WORK ITEM: Print the entries that appear below, exactly as written and without their pictures.

DATA LISTING:
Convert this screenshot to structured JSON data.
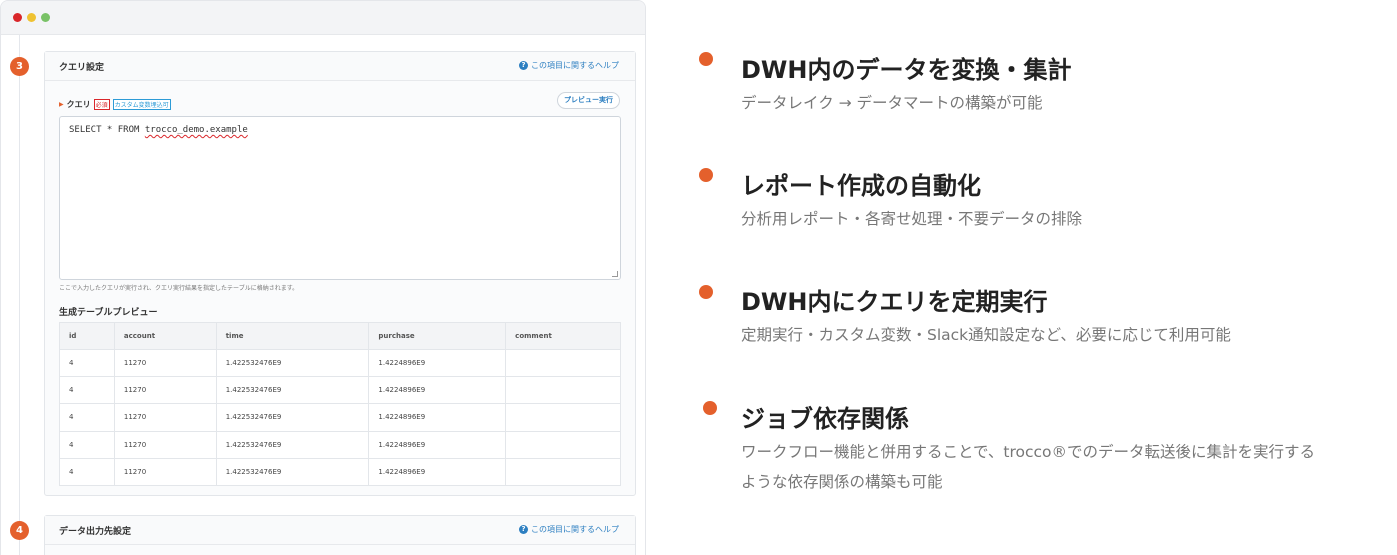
{
  "screenshot": {
    "step3": {
      "number": "3",
      "title": "クエリ設定",
      "help_link": "この項目に関するヘルプ",
      "query_label": "クエリ",
      "badge_required": "必須",
      "badge_custom_var": "カスタム変数埋込可",
      "preview_button": "プレビュー実行",
      "query_text_prefix": "SELECT * FROM ",
      "query_text_table": "trocco_demo.example",
      "hint": "ここで入力したクエリが実行され、クエリ実行結果を指定したテーブルに格納されます。",
      "table_title": "生成テーブルプレビュー",
      "columns": [
        "id",
        "account",
        "time",
        "purchase",
        "comment"
      ],
      "rows": [
        [
          "4",
          "11270",
          "1.422532476E9",
          "1.4224896E9",
          ""
        ],
        [
          "4",
          "11270",
          "1.422532476E9",
          "1.4224896E9",
          ""
        ],
        [
          "4",
          "11270",
          "1.422532476E9",
          "1.4224896E9",
          ""
        ],
        [
          "4",
          "11270",
          "1.422532476E9",
          "1.4224896E9",
          ""
        ],
        [
          "4",
          "11270",
          "1.422532476E9",
          "1.4224896E9",
          ""
        ]
      ]
    },
    "step4": {
      "number": "4",
      "title": "データ出力先設定",
      "help_link": "この項目に関するヘルプ"
    }
  },
  "features": [
    {
      "title": "DWH内のデータを変換・集計",
      "desc": [
        "データレイク → データマートの構築が可能"
      ]
    },
    {
      "title": "レポート作成の自動化",
      "desc": [
        "分析用レポート・各寄せ処理・不要データの排除"
      ]
    },
    {
      "title": "DWH内にクエリを定期実行",
      "desc": [
        "定期実行・カスタム変数・Slack通知設定など、必要に応じて利用可能"
      ]
    },
    {
      "title": "ジョブ依存関係",
      "desc": [
        "ワークフロー機能と併用することで、trocco®でのデータ転送後に集計を実行する",
        "ような依存関係の構築も可能"
      ]
    }
  ],
  "colors": {
    "accent": "#e4602c",
    "link": "#2d7fc1",
    "required": "#d9262a"
  }
}
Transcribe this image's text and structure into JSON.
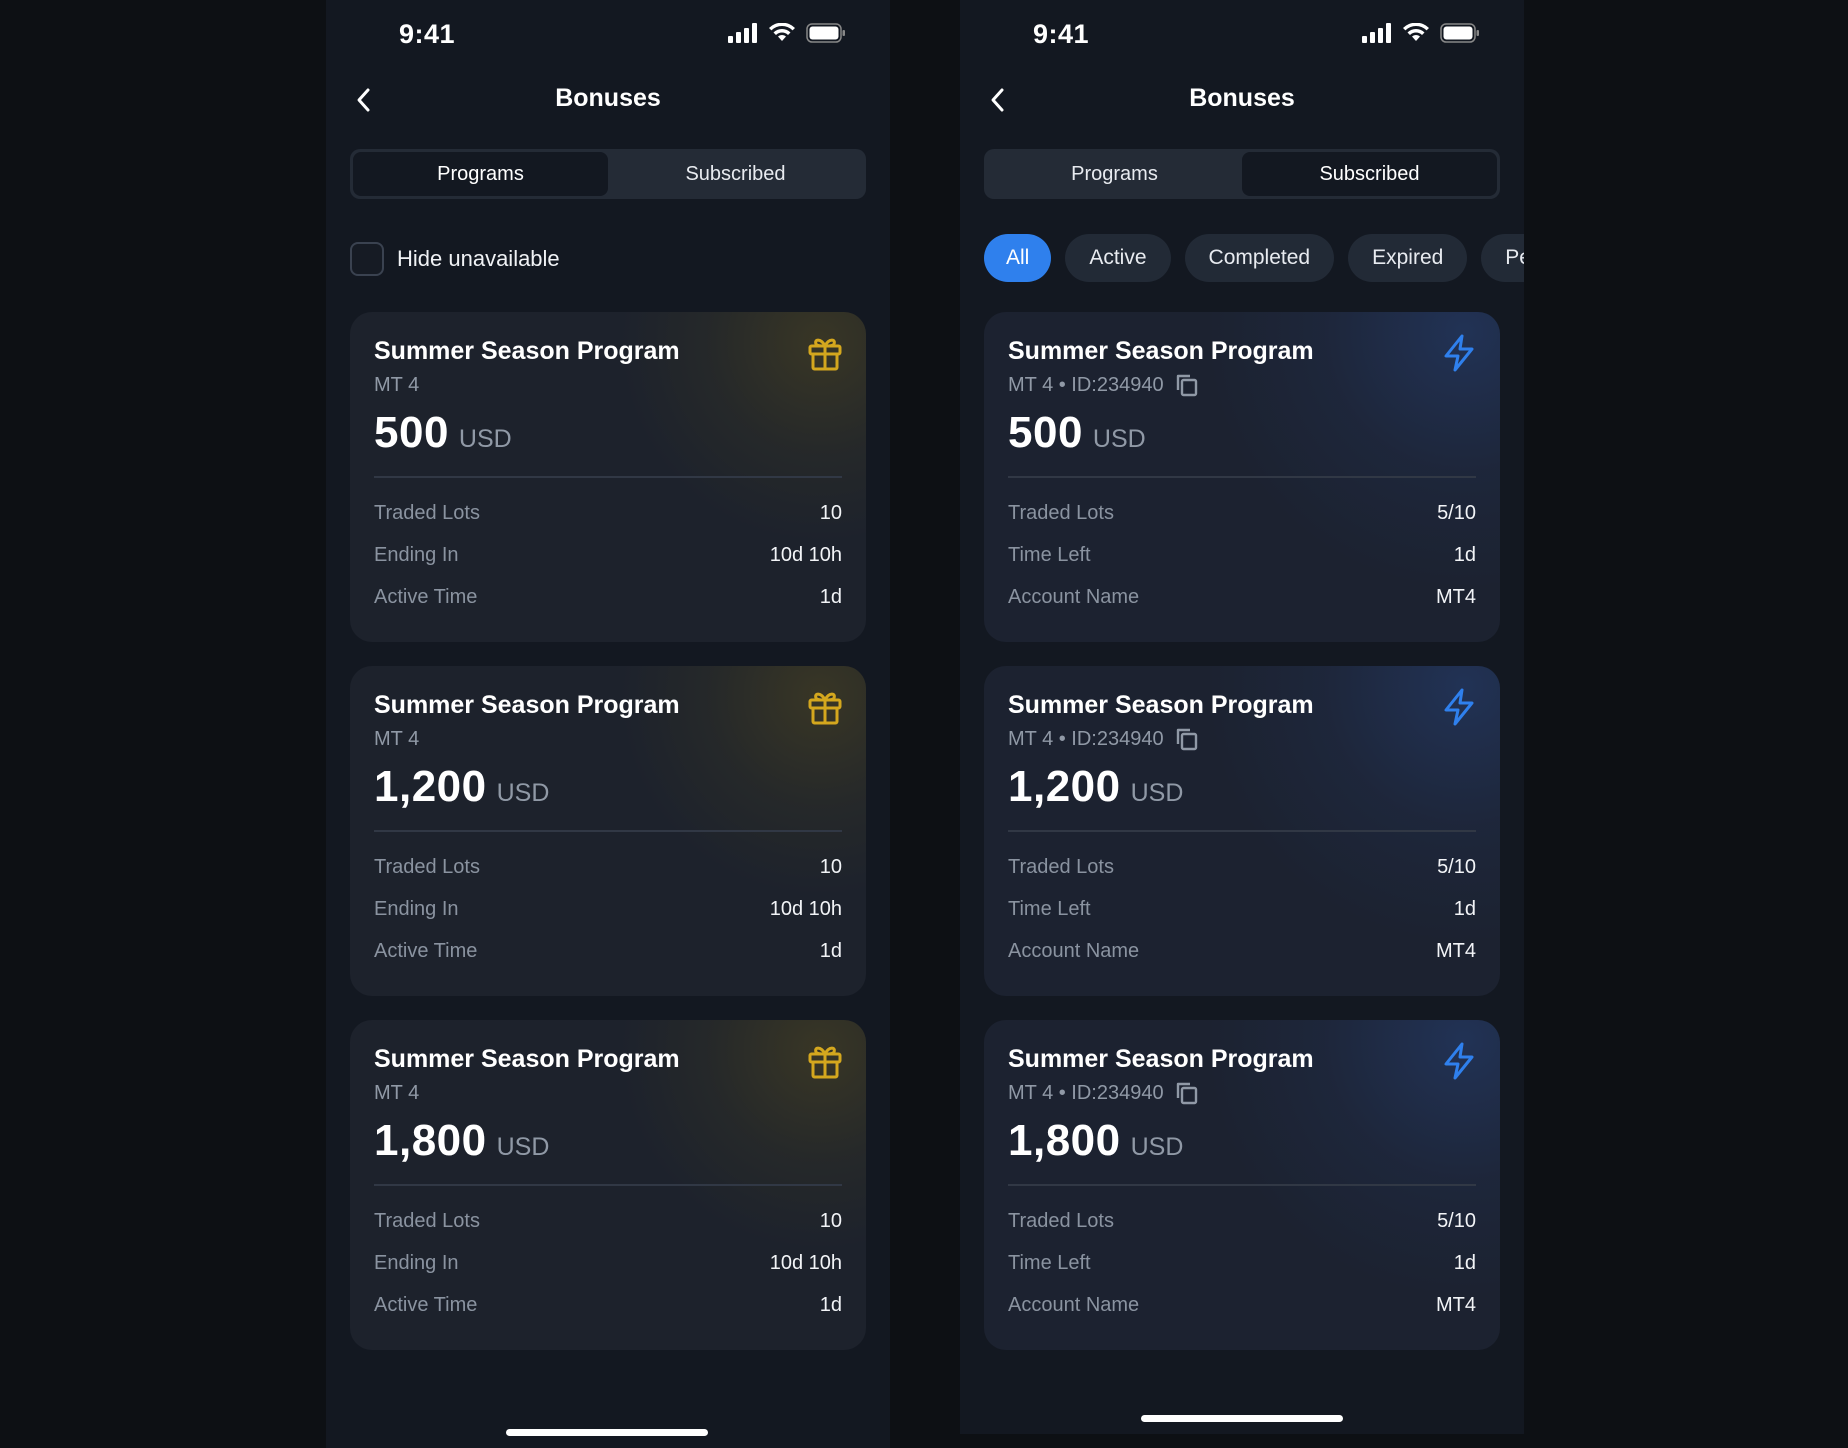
{
  "left_screen": {
    "status_time": "9:41",
    "title": "Bonuses",
    "tabs": [
      {
        "label": "Programs",
        "selected": true
      },
      {
        "label": "Subscribed",
        "selected": false
      }
    ],
    "hide_unavailable_label": "Hide unavailable",
    "hide_unavailable_checked": false,
    "card_icon": "gift-icon",
    "cards": [
      {
        "title": "Summer Season Program",
        "subtitle": "MT 4",
        "amount": "500",
        "currency": "USD",
        "rows": [
          {
            "label": "Traded Lots",
            "value": "10"
          },
          {
            "label": "Ending In",
            "value": "10d 10h"
          },
          {
            "label": "Active Time",
            "value": "1d"
          }
        ]
      },
      {
        "title": "Summer Season Program",
        "subtitle": "MT 4",
        "amount": "1,200",
        "currency": "USD",
        "rows": [
          {
            "label": "Traded Lots",
            "value": "10"
          },
          {
            "label": "Ending In",
            "value": "10d 10h"
          },
          {
            "label": "Active Time",
            "value": "1d"
          }
        ]
      },
      {
        "title": "Summer Season Program",
        "subtitle": "MT 4",
        "amount": "1,800",
        "currency": "USD",
        "rows": [
          {
            "label": "Traded Lots",
            "value": "10"
          },
          {
            "label": "Ending In",
            "value": "10d 10h"
          },
          {
            "label": "Active Time",
            "value": "1d"
          }
        ]
      }
    ]
  },
  "right_screen": {
    "status_time": "9:41",
    "title": "Bonuses",
    "tabs": [
      {
        "label": "Programs",
        "selected": false
      },
      {
        "label": "Subscribed",
        "selected": true
      }
    ],
    "filters": [
      {
        "label": "All",
        "selected": true
      },
      {
        "label": "Active",
        "selected": false
      },
      {
        "label": "Completed",
        "selected": false
      },
      {
        "label": "Expired",
        "selected": false
      },
      {
        "label": "Pe",
        "selected": false
      }
    ],
    "card_icon": "lightning-icon",
    "cards": [
      {
        "title": "Summer Season Program",
        "subtitle": "MT 4 • ID:234940",
        "amount": "500",
        "currency": "USD",
        "rows": [
          {
            "label": "Traded Lots",
            "value": "5/10"
          },
          {
            "label": "Time Left",
            "value": "1d"
          },
          {
            "label": "Account Name",
            "value": "MT4"
          }
        ]
      },
      {
        "title": "Summer Season Program",
        "subtitle": "MT 4 • ID:234940",
        "amount": "1,200",
        "currency": "USD",
        "rows": [
          {
            "label": "Traded Lots",
            "value": "5/10"
          },
          {
            "label": "Time Left",
            "value": "1d"
          },
          {
            "label": "Account Name",
            "value": "MT4"
          }
        ]
      },
      {
        "title": "Summer Season Program",
        "subtitle": "MT 4 • ID:234940",
        "amount": "1,800",
        "currency": "USD",
        "rows": [
          {
            "label": "Traded Lots",
            "value": "5/10"
          },
          {
            "label": "Time Left",
            "value": "1d"
          },
          {
            "label": "Account Name",
            "value": "MT4"
          }
        ]
      }
    ]
  },
  "colors": {
    "page_background": "#0d1014",
    "screen_background": "#131821",
    "card_background": "#1d222c",
    "accent_blue": "#2f80ed",
    "gift_yellow": "#d4a71e",
    "muted_text": "#8a93a0"
  }
}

TASK OUTPUT:
Convert this screenshot to structured JSON data.
{
  "screenshot": {
    "step3": {
      "number": "3",
      "title": "クエリ設定",
      "help_link": "この項目に関するヘルプ",
      "query_label": "クエリ",
      "badge_required": "必須",
      "badge_custom_var": "カスタム変数埋込可",
      "preview_button": "プレビュー実行",
      "query_text_prefix": "SELECT * FROM ",
      "query_text_table": "trocco_demo.example",
      "hint": "ここで入力したクエリが実行され、クエリ実行結果を指定したテーブルに格納されます。",
      "table_title": "生成テーブルプレビュー",
      "columns": [
        "id",
        "account",
        "time",
        "purchase",
        "comment"
      ],
      "rows": [
        [
          "4",
          "11270",
          "1.422532476E9",
          "1.4224896E9",
          ""
        ],
        [
          "4",
          "11270",
          "1.422532476E9",
          "1.4224896E9",
          ""
        ],
        [
          "4",
          "11270",
          "1.422532476E9",
          "1.4224896E9",
          ""
        ],
        [
          "4",
          "11270",
          "1.422532476E9",
          "1.4224896E9",
          ""
        ],
        [
          "4",
          "11270",
          "1.422532476E9",
          "1.4224896E9",
          ""
        ]
      ]
    },
    "step4": {
      "number": "4",
      "title": "データ出力先設定",
      "help_link": "この項目に関するヘルプ"
    }
  },
  "features": [
    {
      "title": "DWH内のデータを変換・集計",
      "desc": [
        "データレイク → データマートの構築が可能"
      ]
    },
    {
      "title": "レポート作成の自動化",
      "desc": [
        "分析用レポート・各寄せ処理・不要データの排除"
      ]
    },
    {
      "title": "DWH内にクエリを定期実行",
      "desc": [
        "定期実行・カスタム変数・Slack通知設定など、必要に応じて利用可能"
      ]
    },
    {
      "title": "ジョブ依存関係",
      "desc": [
        "ワークフロー機能と併用することで、trocco®でのデータ転送後に集計を実行する",
        "ような依存関係の構築も可能"
      ]
    }
  ],
  "colors": {
    "accent": "#e4602c",
    "link": "#2d7fc1",
    "required": "#d9262a"
  }
}
Transcribe this image's text and structure into JSON.
{
  "left_screen": {
    "status_time": "9:41",
    "title": "Bonuses",
    "tabs": [
      {
        "label": "Programs",
        "selected": true
      },
      {
        "label": "Subscribed",
        "selected": false
      }
    ],
    "hide_unavailable_label": "Hide unavailable",
    "hide_unavailable_checked": false,
    "card_icon": "gift-icon",
    "cards": [
      {
        "title": "Summer Season Program",
        "subtitle": "MT 4",
        "amount": "500",
        "currency": "USD",
        "rows": [
          {
            "label": "Traded Lots",
            "value": "10"
          },
          {
            "label": "Ending In",
            "value": "10d 10h"
          },
          {
            "label": "Active Time",
            "value": "1d"
          }
        ]
      },
      {
        "title": "Summer Season Program",
        "subtitle": "MT 4",
        "amount": "1,200",
        "currency": "USD",
        "rows": [
          {
            "label": "Traded Lots",
            "value": "10"
          },
          {
            "label": "Ending In",
            "value": "10d 10h"
          },
          {
            "label": "Active Time",
            "value": "1d"
          }
        ]
      },
      {
        "title": "Summer Season Program",
        "subtitle": "MT 4",
        "amount": "1,800",
        "currency": "USD",
        "rows": [
          {
            "label": "Traded Lots",
            "value": "10"
          },
          {
            "label": "Ending In",
            "value": "10d 10h"
          },
          {
            "label": "Active Time",
            "value": "1d"
          }
        ]
      }
    ]
  },
  "right_screen": {
    "status_time": "9:41",
    "title": "Bonuses",
    "tabs": [
      {
        "label": "Programs",
        "selected": false
      },
      {
        "label": "Subscribed",
        "selected": true
      }
    ],
    "filters": [
      {
        "label": "All",
        "selected": true
      },
      {
        "label": "Active",
        "selected": false
      },
      {
        "label": "Completed",
        "selected": false
      },
      {
        "label": "Expired",
        "selected": false
      },
      {
        "label": "Pe",
        "selected": false
      }
    ],
    "card_icon": "lightning-icon",
    "cards": [
      {
        "title": "Summer Season Program",
        "subtitle": "MT 4 • ID:234940",
        "amount": "500",
        "currency": "USD",
        "rows": [
          {
            "label": "Traded Lots",
            "value": "5/10"
          },
          {
            "label": "Time Left",
            "value": "1d"
          },
          {
            "label": "Account Name",
            "value": "MT4"
          }
        ]
      },
      {
        "title": "Summer Season Program",
        "subtitle": "MT 4 • ID:234940",
        "amount": "1,200",
        "currency": "USD",
        "rows": [
          {
            "label": "Traded Lots",
            "value": "5/10"
          },
          {
            "label": "Time Left",
            "value": "1d"
          },
          {
            "label": "Account Name",
            "value": "MT4"
          }
        ]
      },
      {
        "title": "Summer Season Program",
        "subtitle": "MT 4 • ID:234940",
        "amount": "1,800",
        "currency": "USD",
        "rows": [
          {
            "label": "Traded Lots",
            "value": "5/10"
          },
          {
            "label": "Time Left",
            "value": "1d"
          },
          {
            "label": "Account Name",
            "value": "MT4"
          }
        ]
      }
    ]
  },
  "colors": {
    "page_background": "#0d1014",
    "screen_background": "#131821",
    "card_background": "#1d222c",
    "accent_blue": "#2f80ed",
    "gift_yellow": "#d4a71e",
    "muted_text": "#8a93a0"
  }
}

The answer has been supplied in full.